Decadence — the literary and artistic movement that insisted on the autonomy of art, reveled in the bizarre, artificial, perverse, and arcane, and pitted the artist against bourgeois society — is most strongly associated with fin de siècle British and French culture. Rarely is it associated with America. And yet, its popularity in America may well have surpassed its popularity in either Britain or France. That decadence was among Europe's most successful cultural exports to America in the 1890s is indicated by the rash of decadent Anglophile and Francophile little magazines that emerged in America in this period. Whereas Britain and France had a handful of decadent periodicals between them, America had over one hundred and fifty little magazines in the period from 1894 to 1898, many of them inspired by European decadent periodicals. What Gelett Burgess, founder of the decadent little magazine the Lark called a “little riot of Decadence” (Epilark) erupted all over America, from major centers such as New York City, Chicago, and San Francisco to smaller centers such as Lansing, Michigan, and Portland, Maine. Described at the time variously as fadazines, fadlets, fad magazines, bibelots, ephemerals, decadents, brownie magazines, freak magazines, magazettes, dinkeys, and so on, these magazines were founded by those one contemporary, Arthur Stanwood Pier, labeled the “brilliant cognoscenti and sophisticates,” the “American Oscar Wildes and Aubrey Beardsleys” of the period (quoted in Kraus, 6).

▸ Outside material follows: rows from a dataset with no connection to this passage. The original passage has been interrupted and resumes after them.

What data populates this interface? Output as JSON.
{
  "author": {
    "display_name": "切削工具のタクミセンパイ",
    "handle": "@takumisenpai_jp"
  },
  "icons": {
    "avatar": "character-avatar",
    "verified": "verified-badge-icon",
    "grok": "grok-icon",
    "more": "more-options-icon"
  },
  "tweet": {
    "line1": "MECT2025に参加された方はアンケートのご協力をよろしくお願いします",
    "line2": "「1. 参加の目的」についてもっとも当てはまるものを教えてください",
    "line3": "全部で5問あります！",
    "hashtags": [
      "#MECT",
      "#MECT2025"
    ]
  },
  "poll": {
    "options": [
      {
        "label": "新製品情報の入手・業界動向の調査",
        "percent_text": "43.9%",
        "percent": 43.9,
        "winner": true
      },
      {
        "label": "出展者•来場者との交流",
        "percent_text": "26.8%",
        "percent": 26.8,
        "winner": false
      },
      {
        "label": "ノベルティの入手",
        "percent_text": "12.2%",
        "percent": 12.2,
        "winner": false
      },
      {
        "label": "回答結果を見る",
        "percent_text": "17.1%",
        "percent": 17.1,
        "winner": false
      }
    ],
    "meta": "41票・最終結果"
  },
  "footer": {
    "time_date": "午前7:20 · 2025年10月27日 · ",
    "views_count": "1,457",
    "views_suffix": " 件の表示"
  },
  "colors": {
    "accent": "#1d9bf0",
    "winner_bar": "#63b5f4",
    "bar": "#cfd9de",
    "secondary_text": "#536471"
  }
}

Despite the pervasiveness of the little-magazine phenomenon of the 1890s, these magazines have been all but ignored in recent scholarship. Interest in American periodical history of the late 19th and early 20th centuries has focused largely on mass-market periodicals and the development of consumer culture as in recent studies by David Reed, Ellen Gruber Garvey, Richard Ohmann, and Helen Damon-Moore.